◆ Your goal:
Figure out how many lines in these records contain "double". Only the number belongs in the reply.

++++ Entries shown

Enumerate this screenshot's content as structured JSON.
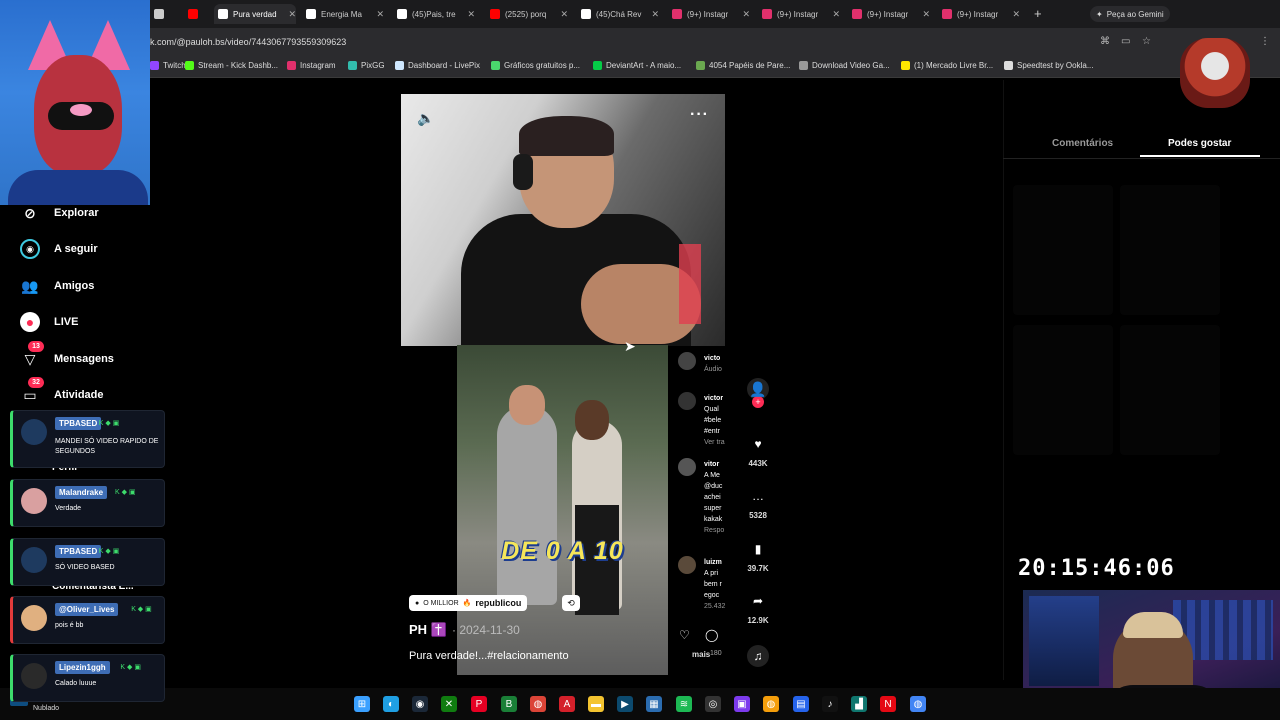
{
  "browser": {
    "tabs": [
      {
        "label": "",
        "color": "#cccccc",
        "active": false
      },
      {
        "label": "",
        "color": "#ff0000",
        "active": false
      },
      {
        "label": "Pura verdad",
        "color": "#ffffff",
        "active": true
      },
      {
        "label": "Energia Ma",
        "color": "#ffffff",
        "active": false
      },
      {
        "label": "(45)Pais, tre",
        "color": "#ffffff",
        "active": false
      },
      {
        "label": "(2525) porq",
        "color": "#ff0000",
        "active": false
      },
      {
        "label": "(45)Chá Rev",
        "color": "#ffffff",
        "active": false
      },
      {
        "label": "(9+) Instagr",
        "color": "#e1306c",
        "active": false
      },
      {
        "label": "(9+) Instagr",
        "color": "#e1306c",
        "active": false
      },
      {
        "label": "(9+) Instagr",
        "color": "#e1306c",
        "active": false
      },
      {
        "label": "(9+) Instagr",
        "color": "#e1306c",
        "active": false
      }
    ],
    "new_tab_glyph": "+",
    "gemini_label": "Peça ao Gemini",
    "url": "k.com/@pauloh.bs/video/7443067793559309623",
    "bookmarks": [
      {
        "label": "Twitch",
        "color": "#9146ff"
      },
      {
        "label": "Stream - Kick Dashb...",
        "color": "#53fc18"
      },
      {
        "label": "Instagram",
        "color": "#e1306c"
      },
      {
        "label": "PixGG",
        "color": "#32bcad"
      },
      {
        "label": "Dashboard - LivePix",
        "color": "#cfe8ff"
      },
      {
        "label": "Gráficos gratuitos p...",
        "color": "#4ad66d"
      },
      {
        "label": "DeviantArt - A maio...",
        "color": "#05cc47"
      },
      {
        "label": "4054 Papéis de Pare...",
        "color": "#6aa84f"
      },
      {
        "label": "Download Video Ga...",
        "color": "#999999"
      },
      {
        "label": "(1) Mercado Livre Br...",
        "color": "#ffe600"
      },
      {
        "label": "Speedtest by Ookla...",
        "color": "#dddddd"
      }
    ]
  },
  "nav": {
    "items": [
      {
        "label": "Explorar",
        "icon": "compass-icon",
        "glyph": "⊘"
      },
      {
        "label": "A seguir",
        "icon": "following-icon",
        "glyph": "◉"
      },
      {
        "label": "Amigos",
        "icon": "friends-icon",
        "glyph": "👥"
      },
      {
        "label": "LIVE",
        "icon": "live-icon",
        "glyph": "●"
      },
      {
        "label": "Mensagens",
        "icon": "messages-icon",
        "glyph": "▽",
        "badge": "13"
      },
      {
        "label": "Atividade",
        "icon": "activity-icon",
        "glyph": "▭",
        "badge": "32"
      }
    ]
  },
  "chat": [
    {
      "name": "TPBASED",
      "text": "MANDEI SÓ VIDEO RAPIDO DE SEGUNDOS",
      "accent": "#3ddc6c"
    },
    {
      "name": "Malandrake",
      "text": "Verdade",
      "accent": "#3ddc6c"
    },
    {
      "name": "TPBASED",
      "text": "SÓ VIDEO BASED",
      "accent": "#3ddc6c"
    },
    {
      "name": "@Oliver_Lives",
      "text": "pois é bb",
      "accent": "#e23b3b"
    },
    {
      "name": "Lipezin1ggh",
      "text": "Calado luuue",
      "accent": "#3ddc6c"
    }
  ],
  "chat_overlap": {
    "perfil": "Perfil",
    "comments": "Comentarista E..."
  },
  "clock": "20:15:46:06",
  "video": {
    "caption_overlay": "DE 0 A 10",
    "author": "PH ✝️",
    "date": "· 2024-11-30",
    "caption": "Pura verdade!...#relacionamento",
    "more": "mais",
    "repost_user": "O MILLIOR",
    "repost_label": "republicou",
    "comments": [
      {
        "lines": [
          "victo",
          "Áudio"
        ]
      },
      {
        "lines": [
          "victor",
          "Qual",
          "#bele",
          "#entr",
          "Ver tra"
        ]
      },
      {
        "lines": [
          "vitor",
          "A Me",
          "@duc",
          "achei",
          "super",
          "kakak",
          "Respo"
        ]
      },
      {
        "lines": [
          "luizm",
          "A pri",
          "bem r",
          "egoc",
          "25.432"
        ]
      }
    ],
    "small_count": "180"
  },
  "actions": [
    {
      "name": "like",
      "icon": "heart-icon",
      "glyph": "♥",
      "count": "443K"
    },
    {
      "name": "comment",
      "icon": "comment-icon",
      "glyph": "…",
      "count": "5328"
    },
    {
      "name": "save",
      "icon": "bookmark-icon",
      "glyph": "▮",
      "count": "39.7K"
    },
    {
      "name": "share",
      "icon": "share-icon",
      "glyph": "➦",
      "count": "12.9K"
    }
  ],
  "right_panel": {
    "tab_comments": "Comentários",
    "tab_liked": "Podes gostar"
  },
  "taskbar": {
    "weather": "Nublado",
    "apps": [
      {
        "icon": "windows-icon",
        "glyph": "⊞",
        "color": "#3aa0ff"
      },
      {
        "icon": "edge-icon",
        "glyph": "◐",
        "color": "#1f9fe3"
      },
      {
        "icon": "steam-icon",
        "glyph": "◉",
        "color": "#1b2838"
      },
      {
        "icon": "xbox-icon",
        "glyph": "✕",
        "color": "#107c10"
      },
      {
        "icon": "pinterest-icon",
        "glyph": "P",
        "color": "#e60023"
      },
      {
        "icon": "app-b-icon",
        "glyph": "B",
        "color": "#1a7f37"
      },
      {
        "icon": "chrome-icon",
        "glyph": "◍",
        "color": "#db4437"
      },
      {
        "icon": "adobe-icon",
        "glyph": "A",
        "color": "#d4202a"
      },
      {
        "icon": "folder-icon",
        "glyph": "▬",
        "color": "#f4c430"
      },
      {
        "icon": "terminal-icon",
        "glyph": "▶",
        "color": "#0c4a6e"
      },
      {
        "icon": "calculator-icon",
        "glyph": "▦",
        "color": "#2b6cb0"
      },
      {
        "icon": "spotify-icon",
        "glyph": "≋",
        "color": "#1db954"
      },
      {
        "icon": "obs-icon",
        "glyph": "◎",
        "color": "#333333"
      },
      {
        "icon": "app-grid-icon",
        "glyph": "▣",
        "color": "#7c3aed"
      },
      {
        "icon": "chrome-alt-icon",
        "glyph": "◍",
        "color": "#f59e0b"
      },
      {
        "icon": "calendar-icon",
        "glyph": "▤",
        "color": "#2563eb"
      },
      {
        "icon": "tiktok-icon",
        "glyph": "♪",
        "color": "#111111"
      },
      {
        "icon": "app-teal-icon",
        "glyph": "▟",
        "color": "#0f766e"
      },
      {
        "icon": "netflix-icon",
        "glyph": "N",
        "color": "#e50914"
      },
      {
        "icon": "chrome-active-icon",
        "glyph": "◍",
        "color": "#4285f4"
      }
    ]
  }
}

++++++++
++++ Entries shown

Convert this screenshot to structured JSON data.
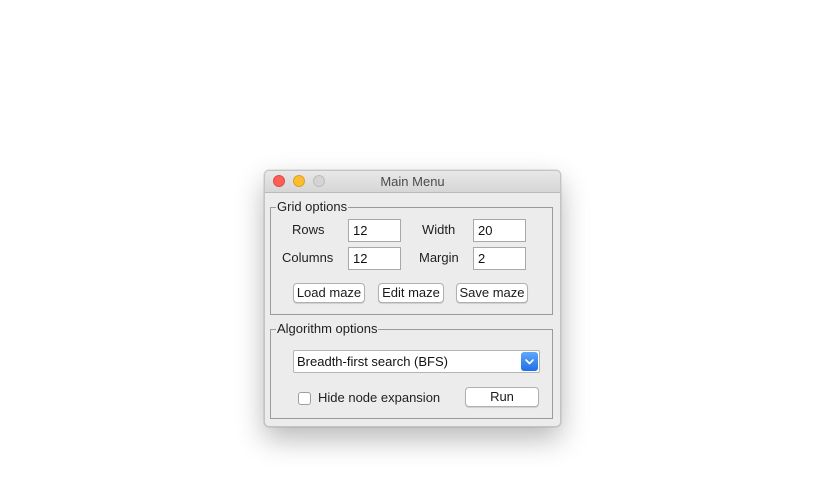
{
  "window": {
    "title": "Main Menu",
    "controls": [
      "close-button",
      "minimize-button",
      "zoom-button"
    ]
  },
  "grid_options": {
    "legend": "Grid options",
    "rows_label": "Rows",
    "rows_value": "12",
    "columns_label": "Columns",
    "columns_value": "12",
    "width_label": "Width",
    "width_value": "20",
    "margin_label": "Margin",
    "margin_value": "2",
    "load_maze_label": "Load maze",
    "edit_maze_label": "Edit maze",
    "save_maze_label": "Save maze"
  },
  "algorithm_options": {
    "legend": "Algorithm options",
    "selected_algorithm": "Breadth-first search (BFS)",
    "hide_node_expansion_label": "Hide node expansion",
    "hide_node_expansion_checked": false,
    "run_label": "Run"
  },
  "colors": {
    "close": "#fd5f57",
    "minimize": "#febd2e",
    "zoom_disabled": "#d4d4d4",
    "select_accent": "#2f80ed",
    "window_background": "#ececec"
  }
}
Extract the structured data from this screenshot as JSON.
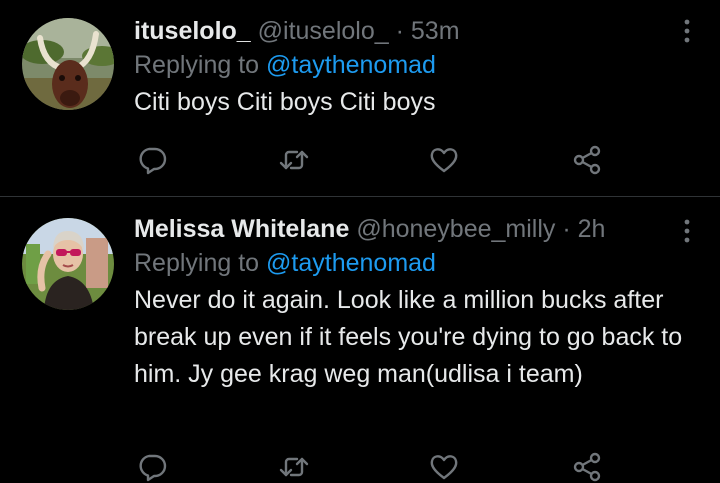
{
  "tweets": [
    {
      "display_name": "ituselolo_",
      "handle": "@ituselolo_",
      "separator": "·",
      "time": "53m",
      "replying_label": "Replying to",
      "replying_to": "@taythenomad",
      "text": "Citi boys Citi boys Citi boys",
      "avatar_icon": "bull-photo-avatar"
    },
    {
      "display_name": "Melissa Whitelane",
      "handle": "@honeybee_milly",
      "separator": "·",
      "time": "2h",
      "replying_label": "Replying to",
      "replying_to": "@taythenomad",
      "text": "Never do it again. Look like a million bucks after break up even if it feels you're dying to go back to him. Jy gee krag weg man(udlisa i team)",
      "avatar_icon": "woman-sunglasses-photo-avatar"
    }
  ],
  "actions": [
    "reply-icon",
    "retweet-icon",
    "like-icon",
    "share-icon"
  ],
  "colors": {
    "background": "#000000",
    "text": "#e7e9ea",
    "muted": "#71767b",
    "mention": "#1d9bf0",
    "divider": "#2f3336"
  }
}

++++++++
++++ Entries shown

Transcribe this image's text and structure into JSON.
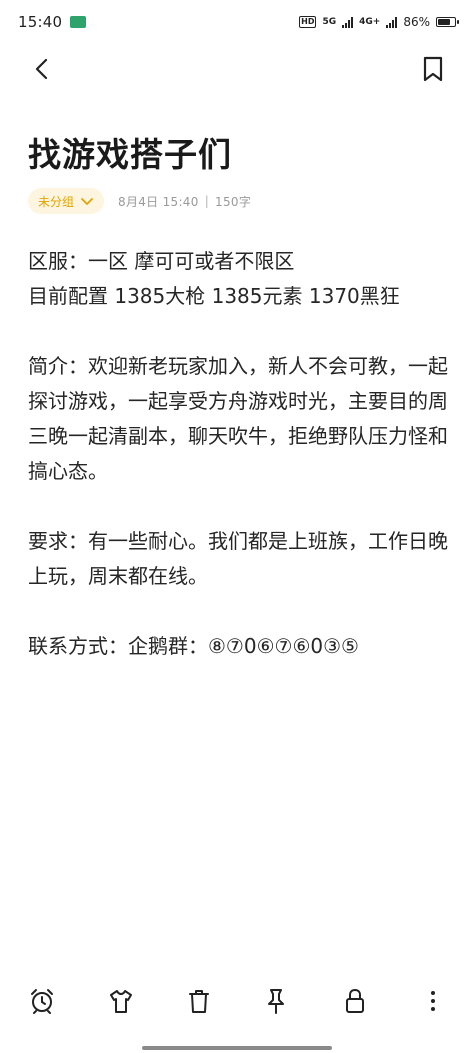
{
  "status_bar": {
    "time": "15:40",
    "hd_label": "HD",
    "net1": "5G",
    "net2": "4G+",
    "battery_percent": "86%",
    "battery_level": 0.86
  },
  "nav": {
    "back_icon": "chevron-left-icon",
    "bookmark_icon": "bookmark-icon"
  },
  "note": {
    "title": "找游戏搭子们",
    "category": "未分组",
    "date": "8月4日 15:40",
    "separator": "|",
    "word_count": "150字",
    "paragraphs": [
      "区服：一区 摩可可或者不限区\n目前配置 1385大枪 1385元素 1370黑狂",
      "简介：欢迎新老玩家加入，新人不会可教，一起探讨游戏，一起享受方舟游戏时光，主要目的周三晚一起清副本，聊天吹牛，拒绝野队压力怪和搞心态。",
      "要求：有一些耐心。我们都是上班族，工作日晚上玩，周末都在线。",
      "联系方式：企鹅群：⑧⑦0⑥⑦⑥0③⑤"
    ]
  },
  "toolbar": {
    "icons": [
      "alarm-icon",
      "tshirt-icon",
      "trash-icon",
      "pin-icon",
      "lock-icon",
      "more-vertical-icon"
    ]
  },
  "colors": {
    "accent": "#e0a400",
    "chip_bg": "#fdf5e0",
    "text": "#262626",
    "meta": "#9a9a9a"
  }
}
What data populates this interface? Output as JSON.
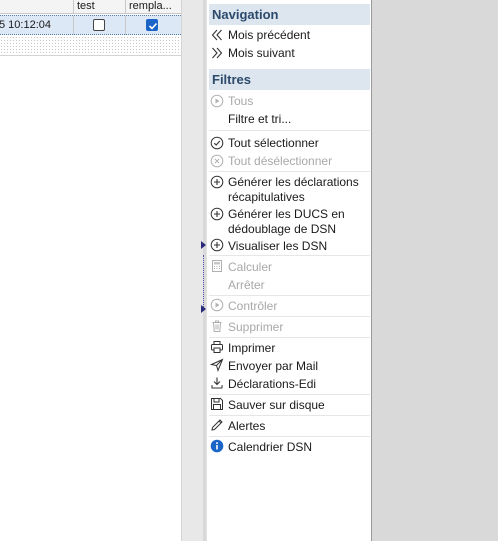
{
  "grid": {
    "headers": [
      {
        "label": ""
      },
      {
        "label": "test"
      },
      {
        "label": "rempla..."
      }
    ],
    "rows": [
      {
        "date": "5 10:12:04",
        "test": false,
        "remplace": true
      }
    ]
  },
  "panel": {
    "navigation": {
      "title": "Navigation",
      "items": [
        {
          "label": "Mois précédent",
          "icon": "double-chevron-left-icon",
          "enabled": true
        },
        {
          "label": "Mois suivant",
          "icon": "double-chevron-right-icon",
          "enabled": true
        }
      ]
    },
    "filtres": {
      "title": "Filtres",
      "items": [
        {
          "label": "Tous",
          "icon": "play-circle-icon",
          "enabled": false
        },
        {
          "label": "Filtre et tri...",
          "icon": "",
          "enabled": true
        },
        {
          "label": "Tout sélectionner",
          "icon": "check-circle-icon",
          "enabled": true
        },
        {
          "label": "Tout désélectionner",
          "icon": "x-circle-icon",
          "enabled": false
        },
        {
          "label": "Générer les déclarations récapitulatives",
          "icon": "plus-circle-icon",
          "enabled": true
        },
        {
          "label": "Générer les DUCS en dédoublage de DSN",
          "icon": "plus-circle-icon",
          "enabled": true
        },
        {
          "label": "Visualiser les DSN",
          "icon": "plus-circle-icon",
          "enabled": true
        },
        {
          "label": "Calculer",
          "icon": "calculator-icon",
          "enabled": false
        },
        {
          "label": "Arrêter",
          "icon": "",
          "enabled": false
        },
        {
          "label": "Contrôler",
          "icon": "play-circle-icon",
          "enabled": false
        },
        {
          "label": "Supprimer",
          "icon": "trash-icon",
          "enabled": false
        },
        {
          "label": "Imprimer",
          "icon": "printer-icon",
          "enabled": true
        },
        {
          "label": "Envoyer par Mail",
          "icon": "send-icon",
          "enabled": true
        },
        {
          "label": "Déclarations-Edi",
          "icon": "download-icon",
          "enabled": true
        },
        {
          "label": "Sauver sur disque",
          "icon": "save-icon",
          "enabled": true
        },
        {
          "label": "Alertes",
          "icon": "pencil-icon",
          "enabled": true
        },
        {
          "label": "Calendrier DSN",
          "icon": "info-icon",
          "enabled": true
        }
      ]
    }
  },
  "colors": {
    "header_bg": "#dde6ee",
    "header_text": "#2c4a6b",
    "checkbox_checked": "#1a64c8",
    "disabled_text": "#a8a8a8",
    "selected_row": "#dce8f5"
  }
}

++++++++

◆ Exercise answer:
2